▼

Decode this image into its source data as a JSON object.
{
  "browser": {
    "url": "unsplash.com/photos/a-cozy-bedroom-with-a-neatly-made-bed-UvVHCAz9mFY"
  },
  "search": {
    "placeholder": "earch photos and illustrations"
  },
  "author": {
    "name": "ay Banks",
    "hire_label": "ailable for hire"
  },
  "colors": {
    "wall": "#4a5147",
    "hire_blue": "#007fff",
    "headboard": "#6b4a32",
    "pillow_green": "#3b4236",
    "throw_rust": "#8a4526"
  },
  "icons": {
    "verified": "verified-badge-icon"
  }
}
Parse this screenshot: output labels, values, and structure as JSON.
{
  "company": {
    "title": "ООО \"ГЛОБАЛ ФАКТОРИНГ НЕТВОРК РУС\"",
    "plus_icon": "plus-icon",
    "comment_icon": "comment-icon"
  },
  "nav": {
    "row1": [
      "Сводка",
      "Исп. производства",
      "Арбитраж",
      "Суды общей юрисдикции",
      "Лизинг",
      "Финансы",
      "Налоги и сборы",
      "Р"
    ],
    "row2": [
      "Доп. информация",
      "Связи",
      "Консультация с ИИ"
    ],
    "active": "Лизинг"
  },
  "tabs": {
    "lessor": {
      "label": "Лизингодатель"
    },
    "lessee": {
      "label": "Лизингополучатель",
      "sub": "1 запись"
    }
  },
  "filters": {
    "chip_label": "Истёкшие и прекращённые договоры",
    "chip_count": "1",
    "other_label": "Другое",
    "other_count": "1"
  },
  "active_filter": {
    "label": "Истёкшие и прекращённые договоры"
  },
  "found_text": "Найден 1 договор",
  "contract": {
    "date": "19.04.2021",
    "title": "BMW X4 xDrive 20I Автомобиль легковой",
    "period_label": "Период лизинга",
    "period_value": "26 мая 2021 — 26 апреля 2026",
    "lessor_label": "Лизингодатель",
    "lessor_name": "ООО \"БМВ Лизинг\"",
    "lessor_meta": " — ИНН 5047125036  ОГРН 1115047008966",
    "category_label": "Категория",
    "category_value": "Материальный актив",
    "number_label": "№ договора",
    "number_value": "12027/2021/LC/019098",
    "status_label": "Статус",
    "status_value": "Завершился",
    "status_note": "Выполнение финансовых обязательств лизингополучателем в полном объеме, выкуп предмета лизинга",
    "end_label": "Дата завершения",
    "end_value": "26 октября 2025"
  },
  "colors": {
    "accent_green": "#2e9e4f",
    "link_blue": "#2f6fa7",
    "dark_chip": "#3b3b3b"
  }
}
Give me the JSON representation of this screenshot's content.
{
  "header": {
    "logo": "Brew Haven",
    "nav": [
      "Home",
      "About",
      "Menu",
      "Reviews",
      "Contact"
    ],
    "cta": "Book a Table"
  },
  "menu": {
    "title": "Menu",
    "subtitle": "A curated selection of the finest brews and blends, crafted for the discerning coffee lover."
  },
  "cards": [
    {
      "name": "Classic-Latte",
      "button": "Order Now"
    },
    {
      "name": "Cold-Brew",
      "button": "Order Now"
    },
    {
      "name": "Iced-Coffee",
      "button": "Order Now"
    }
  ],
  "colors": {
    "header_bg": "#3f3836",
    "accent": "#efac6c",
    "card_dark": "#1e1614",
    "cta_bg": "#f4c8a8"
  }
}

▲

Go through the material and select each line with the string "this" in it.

> [Task result]
Decode this image into its source data as a JSON object.
Parse this screenshot: output labels, values, and structure as JSON.
Give me the JSON representation of this screenshot's content.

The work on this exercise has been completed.